“(It helps) our Native kids feel strong about themselves,” he said, “but it’s also to help our non-Native kids learn about someone else’s culture and see maybe how there are some similarities, and maybe how there’s some differences, and it’s okay to be in the same classroom and be in the same school and community with them.”
Community and family ties
Three hundred students from a range of Guilford County Schools and a group of home school students participated during the day. These visiting students enjoyed dance performances with drumming and singing, participated in making pony bead corn during a craft activity, and listened to Indigenous storytelling.
Dana Lawrie and Wyolonda Smith, mother and grandmother to Kayden Lawrie, one of the AIE students dancing this weekend, are running the craft activity beside the arena. Wyolonda used to be the AIE coordinator for Guilford County, and her daughter Dana danced during the powwows.

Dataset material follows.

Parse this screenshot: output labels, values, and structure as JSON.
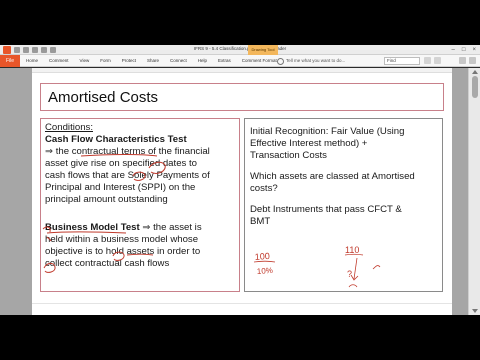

While Kayden dances in the area, she wears pieces and parts of her mother and grandmother on her regalia. She performs in the arena with her mother’s moccasins and buck-skin hair wraps and with her grandmother’s eagle slide fastened around her neck.
What does Kayden want visitors to understand about her community and her family?
“I want them to know that we’re still here. In American history classes, I’ll be sitting there while the teacher uses words like ‘did’, and ‘was’ and ‘used to,’ but we’re still here.”Kayden Lawrie, Native student in Guilford County
Lawrie chooses to participate in the women’s fancy shawl dance, also known as the butterfly dance. She says for her, this day is fun and helps her bond with the people in her community.
Thompson has been dancing for less than a year in competitions but would participate in intertribals with her sister when she was younger. Intertribals are when all dancers, including visitors, are invited regardless of style into the arena to dance. She said it was a good way to practice and get prepared. She believes dancing at the powwow is a great way to teach others about Indigenous culture, while also celebrating themselves.
She borrowed regalia for this powwow designed by Raven Dial-Stanley of the Lumbee Tribe, but she is making her own at home with input and help from other members of the community. She wants her regalia to represent the important people in her life, so they are with her while she dances. She said members of the Guilford Native American Association who are helping her sew and bead and are like family.
“The people I’ve met through the program and through doing pow wows and different conferences and stuff, they’re some of my closest family now, even though I’ve only known them for two years,” Thompson said. “Even if we’re not technically relatives, it feels like we are.”
She loves being part of the program because of the people — listening to them and learning about their different stories. What does she want people outside of her community to know about the program, the pow wow, and Indigenous people?
“Through the program, I’ve been able to reconnect with my culture while also teaching people about it. And I think the pow wow is a really great way for those who aren’t as knowledgeable to come and either reconnect with their roots or learn about a different culture and just be able to celebrate together. It’s really beautiful.”Chloe Thompson, member of the Mohawk Tribe and Middle College senior at Guilford County Schools
Behind the Story
The terms American Indian, Native American, and Indigenous are used interchangeably in this article. According to the National Museum of the American Indian, all of these terms are acceptable, however, the general agreement is to refer to Native people by their specific tribal name. Native peoples often have individual preferences on how they would like to be addressed. A best practice is to use the language that members of the community use to describe themselves.